There’s a stench that grows stronger and the fog falls heavy. You cling your jacket closer to your body. You want to stand up and keep moving, back to your flat maybe. But something keeps you there, immobile. The garbage bags ruffle, and you instinctively look to your side to find the feral cat staring at you in phantom silence. There is a sense of foreboding in its copper eyes and you can’t seem to look away. It lets out a snarl. The uneasiness in your chest has now consumed your entire body, and you can’t tell if you’re dreaming. 

The cat shifts its gaze and you follow its blank eyes towards the street lamp directly in front of you, across the road.

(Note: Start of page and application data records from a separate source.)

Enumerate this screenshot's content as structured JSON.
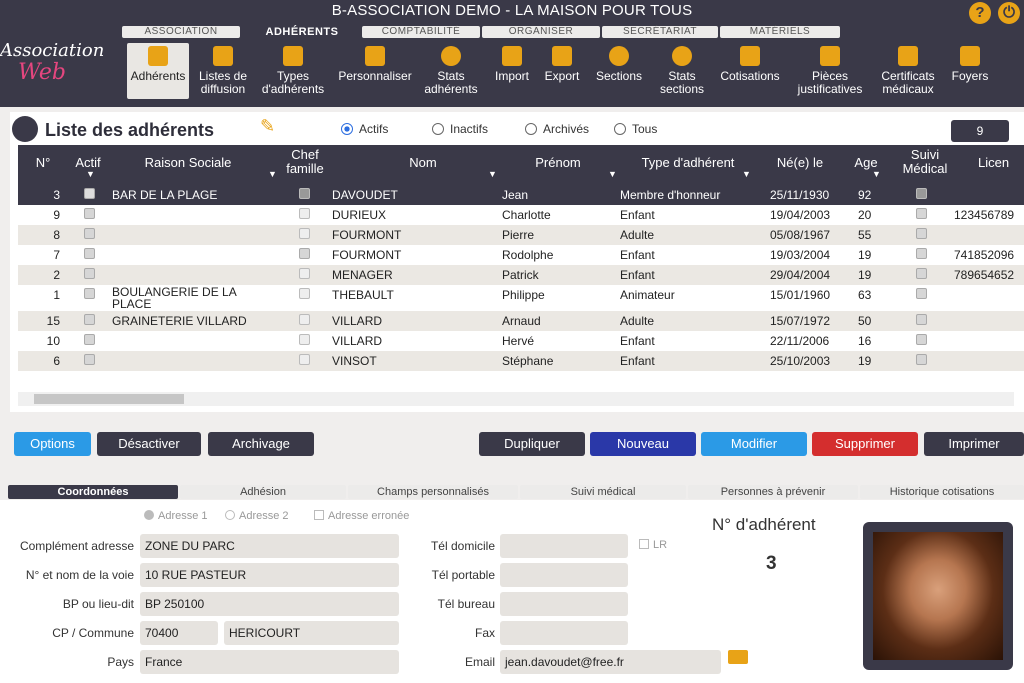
{
  "app": {
    "title": "B-ASSOCIATION DEMO - LA MAISON POUR TOUS",
    "logo_line1": "Association",
    "logo_line2": "Web",
    "help_icon": "?",
    "power_icon": "⏻"
  },
  "tabs": [
    "ASSOCIATION",
    "ADHÉRENTS",
    "COMPTABILITÉ",
    "ORGANISER",
    "SECRÉTARIAT",
    "MATÉRIELS"
  ],
  "toolbar": [
    "Adhérents",
    "Listes de diffusion",
    "Types d'adhérents",
    "Personnaliser",
    "Stats adhérents",
    "Import",
    "Export",
    "Sections",
    "Stats sections",
    "Cotisations",
    "Pièces justificatives",
    "Certificats médicaux",
    "Foyers"
  ],
  "list": {
    "title": "Liste des adhérents",
    "filters": [
      "Actifs",
      "Inactifs",
      "Archivés",
      "Tous"
    ],
    "selected_filter": "Actifs",
    "count": "9"
  },
  "columns": [
    "N°",
    "Actif",
    "Raison Sociale",
    "Chef famille",
    "Nom",
    "Prénom",
    "Type d'adhérent",
    "Né(e) le",
    "Age",
    "Suivi Médical",
    "Licen"
  ],
  "rows": [
    {
      "n": "3",
      "actif": true,
      "raison": "BAR DE LA PLAGE",
      "chef": false,
      "nom": "DAVOUDET",
      "prenom": "Jean",
      "type": "Membre d'honneur",
      "ne": "25/11/1930",
      "age": "92",
      "suivi": false,
      "licence": ""
    },
    {
      "n": "9",
      "actif": true,
      "raison": "",
      "chef": false,
      "nom": "DURIEUX",
      "prenom": "Charlotte",
      "type": "Enfant",
      "ne": "19/04/2003",
      "age": "20",
      "suivi": true,
      "licence": "123456789"
    },
    {
      "n": "8",
      "actif": true,
      "raison": "",
      "chef": false,
      "nom": "FOURMONT",
      "prenom": "Pierre",
      "type": "Adulte",
      "ne": "05/08/1967",
      "age": "55",
      "suivi": true,
      "licence": ""
    },
    {
      "n": "7",
      "actif": true,
      "raison": "",
      "chef": true,
      "nom": "FOURMONT",
      "prenom": "Rodolphe",
      "type": "Enfant",
      "ne": "19/03/2004",
      "age": "19",
      "suivi": true,
      "licence": "741852096"
    },
    {
      "n": "2",
      "actif": true,
      "raison": "",
      "chef": false,
      "nom": "MENAGER",
      "prenom": "Patrick",
      "type": "Enfant",
      "ne": "29/04/2004",
      "age": "19",
      "suivi": true,
      "licence": "789654652"
    },
    {
      "n": "1",
      "actif": true,
      "raison": "BOULANGERIE DE LA PLACE",
      "chef": false,
      "nom": "THEBAULT",
      "prenom": "Philippe",
      "type": "Animateur",
      "ne": "15/01/1960",
      "age": "63",
      "suivi": true,
      "licence": ""
    },
    {
      "n": "15",
      "actif": true,
      "raison": "GRAINETERIE VILLARD",
      "chef": false,
      "nom": "VILLARD",
      "prenom": "Arnaud",
      "type": "Adulte",
      "ne": "15/07/1972",
      "age": "50",
      "suivi": true,
      "licence": ""
    },
    {
      "n": "10",
      "actif": true,
      "raison": "",
      "chef": false,
      "nom": "VILLARD",
      "prenom": "Hervé",
      "type": "Enfant",
      "ne": "22/11/2006",
      "age": "16",
      "suivi": true,
      "licence": ""
    },
    {
      "n": "6",
      "actif": true,
      "raison": "",
      "chef": false,
      "nom": "VINSOT",
      "prenom": "Stéphane",
      "type": "Enfant",
      "ne": "25/10/2003",
      "age": "19",
      "suivi": true,
      "licence": ""
    }
  ],
  "buttons": {
    "options": "Options",
    "desactiver": "Désactiver",
    "archivage": "Archivage",
    "dupliquer": "Dupliquer",
    "nouveau": "Nouveau",
    "modifier": "Modifier",
    "supprimer": "Supprimer",
    "imprimer": "Imprimer"
  },
  "detail_tabs": [
    "Coordonnées",
    "Adhésion",
    "Champs personnalisés",
    "Suivi médical",
    "Personnes à prévenir",
    "Historique cotisations"
  ],
  "address": {
    "adresse1": "Adresse 1",
    "adresse2": "Adresse 2",
    "erronee": "Adresse erronée",
    "lr": "LR"
  },
  "labels": {
    "complement": "Complément adresse",
    "voie": "N° et nom de la voie",
    "bp": "BP ou lieu-dit",
    "cp": "CP / Commune",
    "pays": "Pays",
    "tel_dom": "Tél domicile",
    "tel_port": "Tél portable",
    "tel_bur": "Tél bureau",
    "fax": "Fax",
    "email": "Email",
    "num_adherent": "N° d'adhérent"
  },
  "values": {
    "complement": "ZONE DU PARC",
    "voie": "10 RUE PASTEUR",
    "bp": "BP 250100",
    "cp": "70400",
    "commune": "HERICOURT",
    "pays": "France",
    "tel_dom": "",
    "tel_port": "",
    "tel_bur": "",
    "fax": "",
    "email": "jean.davoudet@free.fr",
    "num_adherent": "3"
  },
  "colors": {
    "dark": "#3a3948",
    "accent": "#e8a317",
    "blue": "#2b9ae6",
    "navy": "#2a38a8",
    "red": "#d42e2e"
  }
}
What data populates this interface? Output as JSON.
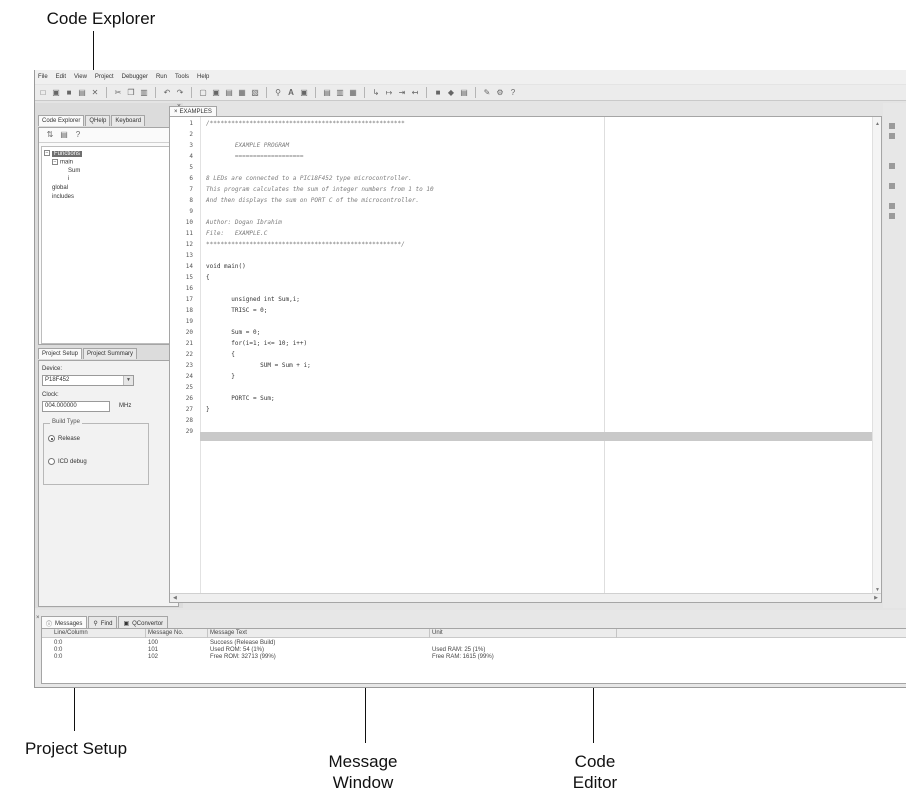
{
  "callouts": {
    "code_explorer": "Code Explorer",
    "project_setup": "Project Setup",
    "message_window": [
      "Message",
      "Window"
    ],
    "code_editor": [
      "Code",
      "Editor"
    ]
  },
  "menu": [
    "File",
    "Edit",
    "View",
    "Project",
    "Debugger",
    "Run",
    "Tools",
    "Help"
  ],
  "left_panel": {
    "tabs": [
      "Code Explorer",
      "QHelp",
      "Keyboard"
    ],
    "tree": {
      "functions_label": "Functions",
      "main_label": "main",
      "sum_label": "Sum",
      "i_label": "i",
      "global_label": "global",
      "includes_label": "includes"
    },
    "setup_tabs": [
      "Project Setup",
      "Project Summary"
    ],
    "device_label": "Device:",
    "device_value": "P18F452",
    "clock_label": "Clock:",
    "clock_value": "004.000000",
    "clock_unit": "MHz",
    "build_type_label": "Build Type",
    "release_label": "Release",
    "icd_label": "ICD debug"
  },
  "editor": {
    "tab_label": "EXAMPLES",
    "lines": [
      {
        "n": "1",
        "t": "/******************************************************"
      },
      {
        "n": "2",
        "t": ""
      },
      {
        "n": "3",
        "t": "        EXAMPLE PROGRAM"
      },
      {
        "n": "4",
        "t": "        ==================="
      },
      {
        "n": "5",
        "t": ""
      },
      {
        "n": "6",
        "t": "8 LEDs are connected to a PIC18F452 type microcontroller."
      },
      {
        "n": "7",
        "t": "This program calculates the sum of integer numbers from 1 to 10"
      },
      {
        "n": "8",
        "t": "And then displays the sum on PORT C of the microcontroller."
      },
      {
        "n": "9",
        "t": ""
      },
      {
        "n": "10",
        "t": "Author: Dogan Ibrahim"
      },
      {
        "n": "11",
        "t": "File:   EXAMPLE.C"
      },
      {
        "n": "12",
        "t": "******************************************************/"
      },
      {
        "n": "13",
        "t": ""
      },
      {
        "n": "14",
        "t": "void main()"
      },
      {
        "n": "15",
        "t": "{"
      },
      {
        "n": "16",
        "t": ""
      },
      {
        "n": "17",
        "t": "       unsigned int Sum,i;"
      },
      {
        "n": "18",
        "t": "       TRISC = 0;"
      },
      {
        "n": "19",
        "t": ""
      },
      {
        "n": "20",
        "t": "       Sum = 0;"
      },
      {
        "n": "21",
        "t": "       for(i=1; i<= 10; i++)"
      },
      {
        "n": "22",
        "t": "       {"
      },
      {
        "n": "23",
        "t": "               SUM = Sum + i;"
      },
      {
        "n": "24",
        "t": "       }"
      },
      {
        "n": "25",
        "t": ""
      },
      {
        "n": "26",
        "t": "       PORTC = Sum;"
      },
      {
        "n": "27",
        "t": "}"
      },
      {
        "n": "28",
        "t": ""
      },
      {
        "n": "29",
        "t": ""
      }
    ]
  },
  "messages": {
    "tabs": [
      "Messages",
      "Find",
      "QConvertor"
    ],
    "columns": [
      "Line/Column",
      "Message No.",
      "Message Text",
      "Unit"
    ],
    "rows": [
      [
        "0:0",
        "100",
        "Success (Release Build)",
        ""
      ],
      [
        "0:0",
        "101",
        "Used ROM: 54  (1%)",
        "Used RAM: 25  (1%)"
      ],
      [
        "0:0",
        "102",
        "Free ROM: 32713  (99%)",
        "Free RAM: 1615  (99%)"
      ]
    ]
  }
}
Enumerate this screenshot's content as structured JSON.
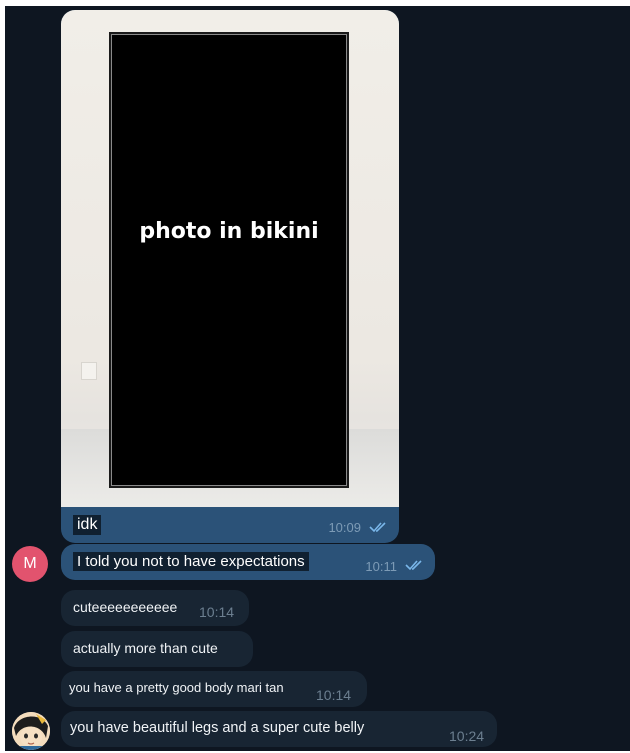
{
  "photo_message": {
    "censor_label": "photo in bikini",
    "caption": "idk",
    "time": "10:09",
    "status": "read"
  },
  "sender_avatar_initial": "M",
  "outgoing_messages": [
    {
      "text": "I told you not to have expectations",
      "time": "10:11",
      "status": "read"
    }
  ],
  "incoming_messages": [
    {
      "text": "cuteeeeeeeeeee",
      "time": "10:14"
    },
    {
      "text": "actually more than cute",
      "time": ""
    },
    {
      "text": "you have a pretty good body mari tan",
      "time": "10:14"
    },
    {
      "text": "you have beautiful legs and a super cute belly",
      "time": "10:24"
    }
  ],
  "colors": {
    "chat_background": "#0e1621",
    "outgoing_bubble": "#2b5278",
    "incoming_bubble": "#182533",
    "avatar_m": "#e2536e",
    "read_check": "#7ab7ea"
  }
}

The thin black pole seemed to sweat under the cold night, possibly in fear of the slender, hooded figure leaning on it. You feel, for the first time that night, fear grips you by the neck. The hooded figure watches you stare at it and despite being black as night, you can tell that it’s grinning.

It starts walking towards you with such deliberate steps that you can hear the tapping of its foot against the concrete road. The tapping seeps into your chest and disrupts your rhythmic breathing until you let out a gasp. You can soon see that it’s a woman, with long fingers and a skeleton face. She draws out a scythe and you instantly know why she’s here.

She stands an inch away from you and traces the bends of your face with her long-clawed finger. You have forgotten if you’re breathing, you can’t remember if you want to. As she tilts her face, your gaze remains fixed on her hollow eyes, they seem to carry so much grief despite her grinning face. It unsettles you and at the same time, feels familiar. 

She leans in and tells you, “I’ve come at last.”

She doesn’t give you any explanation. But you understand what she’s saying. She’s Death and she has come at last. Without uttering a word, you offer her your hand, you don’t understand if you did it willingly. You don’t know if your body is under your control or hers.

She looks at you, picks up her scythe and in one swift motion, cuts it through the palm of your hand. You expect to be obliterated. You almost see a pool of blood forming under your feet, but the sting of the pain never reaches you.

But you still stand there, hand held out, breathing. You find a singular tear on your skin, and no blood. You watch Death already starting to walk away. This is the moment that scares you the most. To be at the step of death and be thrown back into the world of living. You call out, “Wait, come back!” 

She doesn’t stop, but her seething voice responds, “You have one day left.” 

Leave a Reply

Your email address will not be published. Required fields are marked *

Athira (she/they) is a writer, editor and photographer based in Delhi. Their work is a form of storytelling, exploring themes of queerness, dilemmas of the current human condition, and the force of transformation.
Athira Raj

We hate spam as much as you. Enter your email address here.